§ **HOW TO COMPLETE THIS TASK**
The word "DocentesID" marks the lines to find; copy every such line from the data below.

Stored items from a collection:
══════

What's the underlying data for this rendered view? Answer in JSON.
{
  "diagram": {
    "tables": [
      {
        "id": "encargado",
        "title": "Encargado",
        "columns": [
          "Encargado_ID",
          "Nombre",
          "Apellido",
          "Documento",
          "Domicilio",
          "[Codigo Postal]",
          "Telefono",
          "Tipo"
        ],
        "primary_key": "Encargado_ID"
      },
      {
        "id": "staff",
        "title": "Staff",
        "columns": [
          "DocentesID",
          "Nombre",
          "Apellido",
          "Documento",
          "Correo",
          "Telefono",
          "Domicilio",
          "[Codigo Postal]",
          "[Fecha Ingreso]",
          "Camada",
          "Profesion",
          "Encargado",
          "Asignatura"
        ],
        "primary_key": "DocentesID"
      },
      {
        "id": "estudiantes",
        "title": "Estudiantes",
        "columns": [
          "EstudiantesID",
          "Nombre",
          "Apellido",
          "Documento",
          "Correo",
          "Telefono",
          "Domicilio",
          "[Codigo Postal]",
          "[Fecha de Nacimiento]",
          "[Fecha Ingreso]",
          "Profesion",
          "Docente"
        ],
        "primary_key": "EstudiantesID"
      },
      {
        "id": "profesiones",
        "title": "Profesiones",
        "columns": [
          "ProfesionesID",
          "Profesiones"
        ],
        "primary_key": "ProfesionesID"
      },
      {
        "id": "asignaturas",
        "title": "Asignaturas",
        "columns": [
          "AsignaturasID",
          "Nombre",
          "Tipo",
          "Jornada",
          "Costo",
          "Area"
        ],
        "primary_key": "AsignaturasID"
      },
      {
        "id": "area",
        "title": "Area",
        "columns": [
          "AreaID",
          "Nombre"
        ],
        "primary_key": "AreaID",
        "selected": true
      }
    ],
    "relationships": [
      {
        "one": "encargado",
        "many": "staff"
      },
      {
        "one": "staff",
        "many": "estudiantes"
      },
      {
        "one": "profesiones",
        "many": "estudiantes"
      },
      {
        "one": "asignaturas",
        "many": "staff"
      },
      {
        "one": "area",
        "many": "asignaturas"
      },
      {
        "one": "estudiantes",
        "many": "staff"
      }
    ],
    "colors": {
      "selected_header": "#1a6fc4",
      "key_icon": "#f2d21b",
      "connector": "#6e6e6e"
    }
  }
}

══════

§ **RESULT OF THIS TASK**
          "DocentesID",
        "primary_key": "DocentesID"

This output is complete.